▶ _Exercise prompt_: Exclude the pictures and set down, unaltered, the lines from the one that holds "Extract the structured" through the end of the data.
Start of Source data
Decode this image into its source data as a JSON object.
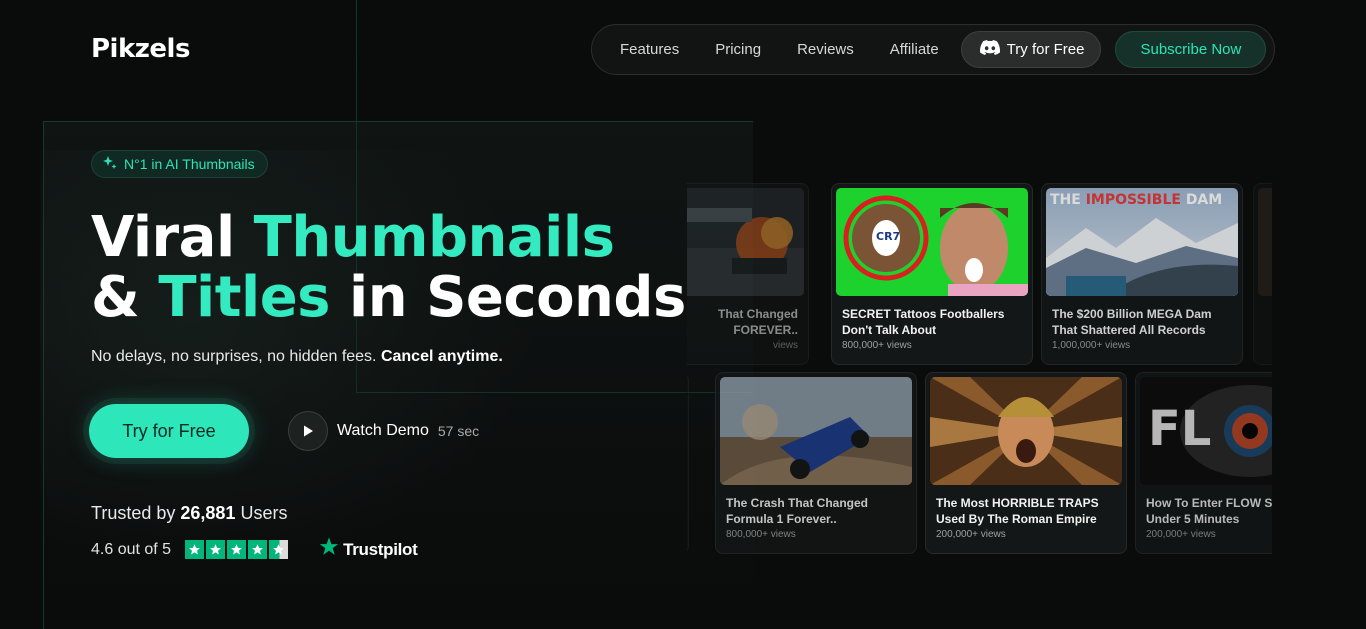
{
  "brand": {
    "logo": "Pikzels"
  },
  "nav": {
    "links": [
      "Features",
      "Pricing",
      "Reviews",
      "Affiliate"
    ],
    "discord_label": "Try for Free",
    "subscribe_label": "Subscribe Now"
  },
  "hero": {
    "badge": "N°1 in AI Thumbnails",
    "headline_w1": "Viral",
    "headline_w2": "Thumbnails",
    "headline_w3": "&",
    "headline_w4": "Titles",
    "headline_w5": "in Seconds",
    "subline_plain": "No delays, no surprises, no hidden fees.",
    "subline_bold": "Cancel anytime.",
    "cta_label": "Try for Free",
    "demo_label": "Watch Demo",
    "demo_duration": "57 sec"
  },
  "trust": {
    "trusted_prefix": "Trusted by",
    "user_count": "26,881",
    "trusted_suffix": "Users",
    "rating_text": "4.6 out of 5",
    "rating_value": 4.6,
    "rating_max": 5,
    "trustpilot_label": "Trustpilot"
  },
  "cards": [
    {
      "title_line1": "That Changed",
      "title_line2": "FOREVER..",
      "views": "views"
    },
    {
      "title_line1": "SECRET Tattoos Footballers",
      "title_line2": "Don't Talk About",
      "views": "800,000+ views",
      "thumb_text": "CR7"
    },
    {
      "title_line1": "The $200 Billion MEGA Dam",
      "title_line2": "That Shattered All Records",
      "views": "1,000,000+ views",
      "thumb_text_a": "THE",
      "thumb_text_b": "IMPOSSIBLE",
      "thumb_text_c": "DAM"
    },
    {
      "title_line1": "The Crash That Changed",
      "title_line2": "Formula 1 Forever..",
      "views": "800,000+ views"
    },
    {
      "title_line1": "The Most HORRIBLE TRAPS",
      "title_line2": "Used By The Roman Empire",
      "views": "200,000+ views"
    },
    {
      "title_line1": "How To Enter FLOW ST",
      "title_line2": "Under 5 Minutes",
      "views": "200,000+ views",
      "thumb_text": "FL"
    }
  ],
  "colors": {
    "accent": "#2de6b9",
    "background": "#0a0b0b",
    "trustpilot_green": "#00b67a"
  }
}
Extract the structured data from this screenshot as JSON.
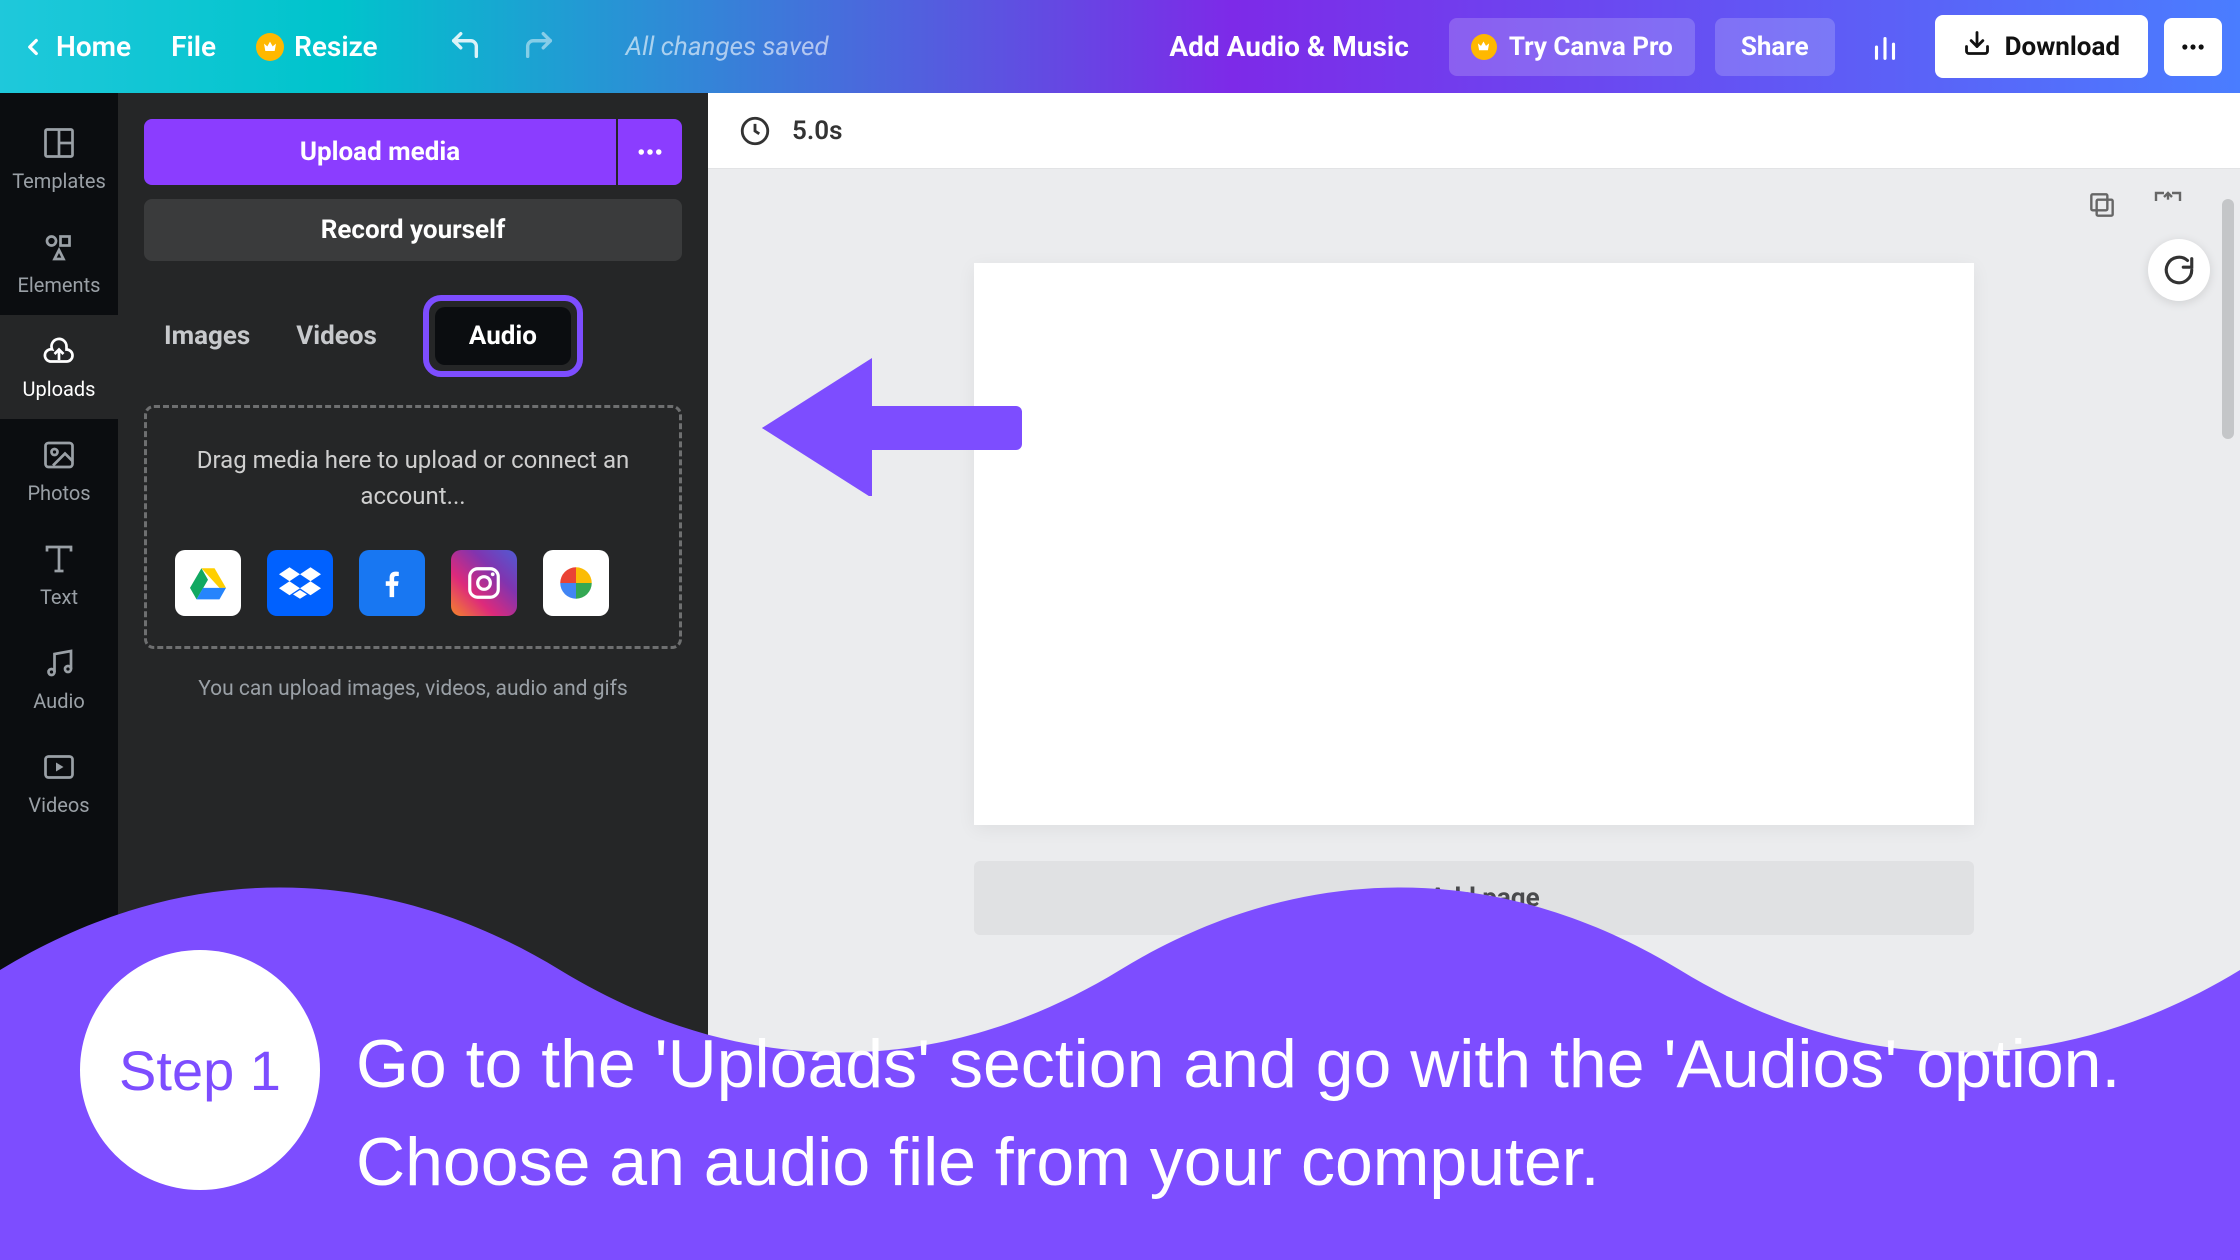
{
  "topbar": {
    "home": "Home",
    "file": "File",
    "resize": "Resize",
    "saved": "All changes saved",
    "doc_title": "Add Audio & Music",
    "try_pro": "Try Canva Pro",
    "share": "Share",
    "download": "Download"
  },
  "rail": {
    "templates": "Templates",
    "elements": "Elements",
    "uploads": "Uploads",
    "photos": "Photos",
    "text": "Text",
    "audio": "Audio",
    "videos": "Videos"
  },
  "panel": {
    "upload": "Upload media",
    "record": "Record yourself",
    "tab_images": "Images",
    "tab_videos": "Videos",
    "tab_audio": "Audio",
    "drop_text": "Drag media here to upload or connect an account...",
    "hint": "You can upload images, videos, audio and gifs"
  },
  "canvas": {
    "duration": "5.0s",
    "add_page": "+ Add page"
  },
  "tutorial": {
    "step": "Step 1",
    "text": "Go to the 'Uploads' section and go with the 'Audios' option. Choose an audio file from your computer."
  }
}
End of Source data
▶ _Response to the exercise_:
Extract the structured data from this screenshot as JSON.
{
  "topbar": {
    "home": "Home",
    "file": "File",
    "resize": "Resize",
    "saved": "All changes saved",
    "doc_title": "Add Audio & Music",
    "try_pro": "Try Canva Pro",
    "share": "Share",
    "download": "Download"
  },
  "rail": {
    "templates": "Templates",
    "elements": "Elements",
    "uploads": "Uploads",
    "photos": "Photos",
    "text": "Text",
    "audio": "Audio",
    "videos": "Videos"
  },
  "panel": {
    "upload": "Upload media",
    "record": "Record yourself",
    "tab_images": "Images",
    "tab_videos": "Videos",
    "tab_audio": "Audio",
    "drop_text": "Drag media here to upload or connect an account...",
    "hint": "You can upload images, videos, audio and gifs"
  },
  "canvas": {
    "duration": "5.0s",
    "add_page": "+ Add page"
  },
  "tutorial": {
    "step": "Step 1",
    "text": "Go to the 'Uploads' section and go with the 'Audios' option. Choose an audio file from your computer."
  }
}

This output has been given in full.